In October 2009, Kevin Christiano of Notre Dame convened an author-meets-critics panel on my book, Faith Makes Us Live: Surviving and Thriving in the Haitian Diaspora, at the annual meetings of the Society for the Scientific Study of Religion. The three panelists were Michael Emerson of Rice University, Melissa Wilde of the University of Pennsylvania, and Richard Wood of the University of New Mexico. All three panelists were extremely complementary about the ambitious three-country research design, the large amount of ethnographic work done, and the passionate writing. In blogs below, I address some of the questions raised by each of the panelists. I would like to thank Kevin Christiano for convening the panel and offering his insights on the Quebec case, with which he is very familiar. When we were talking about whether voluntary organizations, including faith-based ones, are necessary to complement state provided social services, Kevin described to the audience how for many Quebecois, the state is ipso facto better than the church at providing social services. Because the Catholic Church dominated social life for nearly 200 years while French Quebecois were under the rule of Anglophone Quebecois and Canadians, since the 1960s Quiet Revolution many Quebecois have held firmly to the opinion that they need to be liberated from traditional control of the church. Although I agree with this statement, in a discussion after the panel, I told Kevin that it seemed to me that Quebec was still strongly culturally Catholic, even nearly 50 years after the Quiet Revolution begun. In my work with Haitian immigrants, I found that Catholic leaders and organizations–both Haitians and Quebecois–were instrumental in assisting the settlement and adaptation of Haitians who arrived in Quebec from the 1960s-1990s. These Catholic leaders and associations had many connections to the Quebecois state that helped them in their work with Haitians. It was only when large numbers of non-Catholic immigrants began arriving in Quebec and their religious leaders sought to engage the public sphere that the people of Quebec began to really question cooperation between religious organizations and the state. Thus, although the Quiet Revolution clearly altered the social position of the Catholic Church in Quebec, this change occurred slowly and many connections still exist.

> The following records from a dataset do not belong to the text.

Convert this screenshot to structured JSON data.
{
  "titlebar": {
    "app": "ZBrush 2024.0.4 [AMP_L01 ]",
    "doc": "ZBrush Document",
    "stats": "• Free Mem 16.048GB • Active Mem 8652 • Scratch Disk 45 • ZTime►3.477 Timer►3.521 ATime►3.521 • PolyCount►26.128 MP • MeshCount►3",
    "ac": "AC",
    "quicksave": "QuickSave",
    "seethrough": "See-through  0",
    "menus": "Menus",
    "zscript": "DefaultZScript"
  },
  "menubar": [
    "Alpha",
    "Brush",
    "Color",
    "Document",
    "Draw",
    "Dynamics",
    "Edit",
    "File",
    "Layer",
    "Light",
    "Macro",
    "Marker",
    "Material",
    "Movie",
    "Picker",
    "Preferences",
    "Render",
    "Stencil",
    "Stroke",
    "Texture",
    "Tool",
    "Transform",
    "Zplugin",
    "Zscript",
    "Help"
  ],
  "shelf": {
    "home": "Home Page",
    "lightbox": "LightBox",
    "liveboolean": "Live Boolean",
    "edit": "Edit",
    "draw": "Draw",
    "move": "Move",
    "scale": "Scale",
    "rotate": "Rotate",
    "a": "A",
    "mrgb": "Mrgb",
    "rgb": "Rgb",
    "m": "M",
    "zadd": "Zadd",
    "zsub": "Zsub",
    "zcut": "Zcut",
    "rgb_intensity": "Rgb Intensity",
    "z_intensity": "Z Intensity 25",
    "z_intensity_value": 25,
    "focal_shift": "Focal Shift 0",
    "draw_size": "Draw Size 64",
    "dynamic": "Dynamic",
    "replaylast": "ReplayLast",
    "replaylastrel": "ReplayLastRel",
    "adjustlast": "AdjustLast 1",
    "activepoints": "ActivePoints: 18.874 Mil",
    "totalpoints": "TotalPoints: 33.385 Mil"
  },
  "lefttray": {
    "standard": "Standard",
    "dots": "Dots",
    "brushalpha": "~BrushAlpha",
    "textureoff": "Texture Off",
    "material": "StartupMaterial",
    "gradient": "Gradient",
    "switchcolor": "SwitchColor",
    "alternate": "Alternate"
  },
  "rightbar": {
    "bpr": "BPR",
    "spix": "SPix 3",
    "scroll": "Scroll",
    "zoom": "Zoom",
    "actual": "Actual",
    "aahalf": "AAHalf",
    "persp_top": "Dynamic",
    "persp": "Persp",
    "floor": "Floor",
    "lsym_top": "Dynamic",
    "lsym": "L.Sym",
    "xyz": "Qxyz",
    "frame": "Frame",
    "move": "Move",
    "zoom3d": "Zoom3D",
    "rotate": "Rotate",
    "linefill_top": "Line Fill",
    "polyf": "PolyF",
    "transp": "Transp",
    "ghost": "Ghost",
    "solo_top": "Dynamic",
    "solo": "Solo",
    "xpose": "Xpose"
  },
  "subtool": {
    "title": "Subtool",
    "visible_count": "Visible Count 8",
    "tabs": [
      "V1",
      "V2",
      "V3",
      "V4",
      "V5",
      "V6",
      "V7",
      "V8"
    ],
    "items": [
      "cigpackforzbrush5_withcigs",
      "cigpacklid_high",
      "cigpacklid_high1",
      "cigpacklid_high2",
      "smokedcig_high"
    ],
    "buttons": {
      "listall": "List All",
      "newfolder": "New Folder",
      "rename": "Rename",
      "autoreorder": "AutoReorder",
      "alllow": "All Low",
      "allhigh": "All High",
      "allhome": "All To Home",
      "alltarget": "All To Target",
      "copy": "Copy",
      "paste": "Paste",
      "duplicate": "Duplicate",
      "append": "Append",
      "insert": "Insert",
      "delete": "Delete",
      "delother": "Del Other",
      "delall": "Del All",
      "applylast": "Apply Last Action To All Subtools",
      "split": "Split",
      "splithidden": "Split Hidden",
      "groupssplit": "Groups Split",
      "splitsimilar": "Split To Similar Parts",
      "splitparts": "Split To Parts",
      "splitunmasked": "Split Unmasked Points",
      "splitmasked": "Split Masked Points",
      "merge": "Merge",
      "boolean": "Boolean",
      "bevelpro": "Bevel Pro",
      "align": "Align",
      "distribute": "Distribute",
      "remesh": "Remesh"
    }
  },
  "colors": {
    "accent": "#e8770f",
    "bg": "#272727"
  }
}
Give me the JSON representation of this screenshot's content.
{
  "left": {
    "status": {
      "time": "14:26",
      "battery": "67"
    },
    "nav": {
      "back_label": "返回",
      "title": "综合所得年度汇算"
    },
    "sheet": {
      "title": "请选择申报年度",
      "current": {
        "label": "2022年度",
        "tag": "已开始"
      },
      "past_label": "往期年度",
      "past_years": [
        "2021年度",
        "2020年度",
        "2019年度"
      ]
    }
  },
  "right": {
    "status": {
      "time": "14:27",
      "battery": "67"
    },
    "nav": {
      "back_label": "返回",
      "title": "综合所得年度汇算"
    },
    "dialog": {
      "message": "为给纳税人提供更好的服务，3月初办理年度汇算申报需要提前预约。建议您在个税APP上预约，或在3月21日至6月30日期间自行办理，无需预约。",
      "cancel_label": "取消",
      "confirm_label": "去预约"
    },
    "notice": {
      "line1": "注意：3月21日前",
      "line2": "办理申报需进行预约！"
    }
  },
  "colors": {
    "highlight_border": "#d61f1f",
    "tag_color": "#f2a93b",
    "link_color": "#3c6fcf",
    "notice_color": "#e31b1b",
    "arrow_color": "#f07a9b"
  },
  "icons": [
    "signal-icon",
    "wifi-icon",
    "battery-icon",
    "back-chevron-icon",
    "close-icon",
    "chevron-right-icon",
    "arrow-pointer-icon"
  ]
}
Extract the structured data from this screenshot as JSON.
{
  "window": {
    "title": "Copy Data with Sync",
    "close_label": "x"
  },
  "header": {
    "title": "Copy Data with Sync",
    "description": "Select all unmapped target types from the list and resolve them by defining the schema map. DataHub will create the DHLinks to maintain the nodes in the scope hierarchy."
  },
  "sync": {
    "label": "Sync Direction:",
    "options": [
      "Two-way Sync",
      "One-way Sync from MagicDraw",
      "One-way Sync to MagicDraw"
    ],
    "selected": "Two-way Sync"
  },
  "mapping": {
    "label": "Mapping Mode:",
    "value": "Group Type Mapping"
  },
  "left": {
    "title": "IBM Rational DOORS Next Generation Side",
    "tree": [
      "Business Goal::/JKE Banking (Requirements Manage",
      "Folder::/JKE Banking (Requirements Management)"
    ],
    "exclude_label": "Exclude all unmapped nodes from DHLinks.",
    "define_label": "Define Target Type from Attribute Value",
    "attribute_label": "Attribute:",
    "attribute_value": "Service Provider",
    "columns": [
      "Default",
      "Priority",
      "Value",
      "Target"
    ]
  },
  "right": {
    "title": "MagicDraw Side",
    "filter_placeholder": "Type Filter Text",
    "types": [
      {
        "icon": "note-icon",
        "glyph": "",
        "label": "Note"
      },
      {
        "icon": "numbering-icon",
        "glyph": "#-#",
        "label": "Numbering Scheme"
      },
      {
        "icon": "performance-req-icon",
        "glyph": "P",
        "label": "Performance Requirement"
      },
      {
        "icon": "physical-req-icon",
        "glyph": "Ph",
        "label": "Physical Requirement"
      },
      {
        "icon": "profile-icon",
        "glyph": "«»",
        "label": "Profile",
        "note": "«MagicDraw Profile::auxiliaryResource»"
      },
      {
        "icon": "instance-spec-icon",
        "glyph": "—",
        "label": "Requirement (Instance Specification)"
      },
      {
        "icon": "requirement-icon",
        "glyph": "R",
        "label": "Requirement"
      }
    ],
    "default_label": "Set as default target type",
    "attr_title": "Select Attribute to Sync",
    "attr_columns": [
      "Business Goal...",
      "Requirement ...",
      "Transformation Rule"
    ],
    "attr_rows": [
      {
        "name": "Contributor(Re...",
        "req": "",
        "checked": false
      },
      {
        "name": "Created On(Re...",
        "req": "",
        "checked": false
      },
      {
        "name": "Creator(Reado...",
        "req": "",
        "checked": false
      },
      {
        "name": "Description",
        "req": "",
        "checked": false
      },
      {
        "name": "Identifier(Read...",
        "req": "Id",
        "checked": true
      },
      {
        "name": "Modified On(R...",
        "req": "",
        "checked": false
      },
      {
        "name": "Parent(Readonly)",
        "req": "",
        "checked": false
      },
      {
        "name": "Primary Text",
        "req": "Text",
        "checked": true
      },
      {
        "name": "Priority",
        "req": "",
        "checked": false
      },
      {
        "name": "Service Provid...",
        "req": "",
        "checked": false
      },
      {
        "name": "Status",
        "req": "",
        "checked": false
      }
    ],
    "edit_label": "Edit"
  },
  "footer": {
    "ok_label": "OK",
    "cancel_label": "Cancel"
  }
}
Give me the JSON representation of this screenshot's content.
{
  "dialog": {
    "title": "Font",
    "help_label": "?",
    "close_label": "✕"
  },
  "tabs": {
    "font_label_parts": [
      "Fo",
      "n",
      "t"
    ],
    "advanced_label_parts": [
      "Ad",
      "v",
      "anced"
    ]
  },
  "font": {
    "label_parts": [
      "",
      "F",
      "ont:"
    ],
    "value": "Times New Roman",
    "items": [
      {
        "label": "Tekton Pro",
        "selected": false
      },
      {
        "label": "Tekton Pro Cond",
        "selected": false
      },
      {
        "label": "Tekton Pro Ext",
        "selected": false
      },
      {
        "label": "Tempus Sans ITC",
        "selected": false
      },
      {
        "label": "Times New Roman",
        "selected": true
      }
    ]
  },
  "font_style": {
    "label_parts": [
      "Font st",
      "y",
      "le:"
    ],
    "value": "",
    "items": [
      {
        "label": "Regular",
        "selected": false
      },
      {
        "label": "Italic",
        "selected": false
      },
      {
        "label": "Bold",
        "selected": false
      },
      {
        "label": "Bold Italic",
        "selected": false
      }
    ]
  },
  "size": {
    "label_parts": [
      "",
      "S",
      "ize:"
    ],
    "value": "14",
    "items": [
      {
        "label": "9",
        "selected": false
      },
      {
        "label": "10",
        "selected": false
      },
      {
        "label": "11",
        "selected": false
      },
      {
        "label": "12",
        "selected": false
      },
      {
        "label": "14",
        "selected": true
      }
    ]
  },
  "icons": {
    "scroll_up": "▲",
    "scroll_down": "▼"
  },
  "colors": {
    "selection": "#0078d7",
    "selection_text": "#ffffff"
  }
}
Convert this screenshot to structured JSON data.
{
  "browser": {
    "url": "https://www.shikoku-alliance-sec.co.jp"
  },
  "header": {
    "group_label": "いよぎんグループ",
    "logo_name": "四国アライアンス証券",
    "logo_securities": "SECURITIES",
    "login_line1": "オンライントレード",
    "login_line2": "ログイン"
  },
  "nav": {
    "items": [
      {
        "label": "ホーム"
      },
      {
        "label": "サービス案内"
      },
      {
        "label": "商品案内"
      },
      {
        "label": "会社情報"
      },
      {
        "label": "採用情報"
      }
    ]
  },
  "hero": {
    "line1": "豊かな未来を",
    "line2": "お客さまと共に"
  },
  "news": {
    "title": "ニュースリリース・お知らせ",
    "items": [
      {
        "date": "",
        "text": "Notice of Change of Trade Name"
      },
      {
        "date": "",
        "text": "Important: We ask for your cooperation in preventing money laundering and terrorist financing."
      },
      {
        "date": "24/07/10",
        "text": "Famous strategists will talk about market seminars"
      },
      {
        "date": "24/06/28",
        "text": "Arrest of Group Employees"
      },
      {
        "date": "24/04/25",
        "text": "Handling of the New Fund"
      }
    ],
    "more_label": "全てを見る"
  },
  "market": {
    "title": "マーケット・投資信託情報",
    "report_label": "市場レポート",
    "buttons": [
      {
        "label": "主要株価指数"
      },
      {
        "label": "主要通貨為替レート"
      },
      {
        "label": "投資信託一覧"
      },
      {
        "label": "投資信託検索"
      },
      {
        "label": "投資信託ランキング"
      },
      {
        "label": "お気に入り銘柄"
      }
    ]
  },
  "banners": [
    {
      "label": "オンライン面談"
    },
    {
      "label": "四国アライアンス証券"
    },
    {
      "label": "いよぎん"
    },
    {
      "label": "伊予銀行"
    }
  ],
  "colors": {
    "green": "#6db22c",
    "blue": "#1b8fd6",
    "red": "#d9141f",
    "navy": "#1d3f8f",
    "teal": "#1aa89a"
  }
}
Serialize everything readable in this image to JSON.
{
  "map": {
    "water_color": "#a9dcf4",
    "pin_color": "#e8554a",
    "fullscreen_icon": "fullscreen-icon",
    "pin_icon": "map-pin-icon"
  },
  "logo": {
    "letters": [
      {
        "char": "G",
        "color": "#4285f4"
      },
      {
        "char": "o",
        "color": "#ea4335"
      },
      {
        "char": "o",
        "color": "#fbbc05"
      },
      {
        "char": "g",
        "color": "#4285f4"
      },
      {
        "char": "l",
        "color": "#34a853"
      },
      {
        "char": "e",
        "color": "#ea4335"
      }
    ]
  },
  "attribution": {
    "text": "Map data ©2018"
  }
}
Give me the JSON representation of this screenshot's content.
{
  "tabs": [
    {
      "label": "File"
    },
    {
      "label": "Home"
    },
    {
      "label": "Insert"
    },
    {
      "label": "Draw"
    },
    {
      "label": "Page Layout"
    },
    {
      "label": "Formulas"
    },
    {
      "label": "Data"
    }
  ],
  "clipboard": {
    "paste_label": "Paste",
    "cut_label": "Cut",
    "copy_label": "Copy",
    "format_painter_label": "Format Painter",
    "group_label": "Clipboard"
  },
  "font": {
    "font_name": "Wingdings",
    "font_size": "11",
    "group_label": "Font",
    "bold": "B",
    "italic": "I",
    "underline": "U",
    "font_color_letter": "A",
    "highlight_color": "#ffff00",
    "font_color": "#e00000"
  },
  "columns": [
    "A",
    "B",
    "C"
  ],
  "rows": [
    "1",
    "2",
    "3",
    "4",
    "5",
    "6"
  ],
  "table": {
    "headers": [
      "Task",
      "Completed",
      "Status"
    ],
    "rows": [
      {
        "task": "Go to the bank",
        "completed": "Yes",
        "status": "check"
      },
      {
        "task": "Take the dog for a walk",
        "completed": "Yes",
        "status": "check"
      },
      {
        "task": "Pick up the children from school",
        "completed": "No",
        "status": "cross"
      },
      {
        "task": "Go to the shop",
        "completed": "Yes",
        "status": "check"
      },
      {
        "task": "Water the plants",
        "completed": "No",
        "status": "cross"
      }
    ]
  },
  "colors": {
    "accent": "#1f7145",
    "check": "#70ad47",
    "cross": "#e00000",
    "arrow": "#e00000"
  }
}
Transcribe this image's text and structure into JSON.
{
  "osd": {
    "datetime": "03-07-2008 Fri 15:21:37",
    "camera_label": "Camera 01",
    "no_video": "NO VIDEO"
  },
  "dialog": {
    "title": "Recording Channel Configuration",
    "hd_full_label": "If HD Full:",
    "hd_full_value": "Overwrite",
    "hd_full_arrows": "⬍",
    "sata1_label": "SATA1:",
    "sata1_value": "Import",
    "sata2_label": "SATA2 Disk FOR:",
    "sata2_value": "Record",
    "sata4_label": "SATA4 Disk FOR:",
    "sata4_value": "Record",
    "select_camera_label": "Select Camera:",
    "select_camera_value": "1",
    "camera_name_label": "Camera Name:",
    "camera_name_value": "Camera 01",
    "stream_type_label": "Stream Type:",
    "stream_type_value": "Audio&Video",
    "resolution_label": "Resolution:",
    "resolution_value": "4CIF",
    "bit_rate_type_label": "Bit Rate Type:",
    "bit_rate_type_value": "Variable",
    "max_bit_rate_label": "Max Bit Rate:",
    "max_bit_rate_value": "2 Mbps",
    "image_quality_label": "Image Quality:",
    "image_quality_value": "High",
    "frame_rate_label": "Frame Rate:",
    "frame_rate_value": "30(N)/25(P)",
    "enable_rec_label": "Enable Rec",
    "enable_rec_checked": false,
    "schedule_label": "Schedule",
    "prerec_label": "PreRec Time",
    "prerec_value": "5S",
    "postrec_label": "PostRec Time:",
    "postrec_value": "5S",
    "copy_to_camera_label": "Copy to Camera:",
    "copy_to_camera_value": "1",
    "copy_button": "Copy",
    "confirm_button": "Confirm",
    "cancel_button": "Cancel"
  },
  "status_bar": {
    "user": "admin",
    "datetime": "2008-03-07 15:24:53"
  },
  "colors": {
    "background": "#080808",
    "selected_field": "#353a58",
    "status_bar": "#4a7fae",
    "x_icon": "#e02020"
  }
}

The August 30, 2009, edition of the New York Times featured a front-page article on my new research topic, older immigrants. Click here to see it.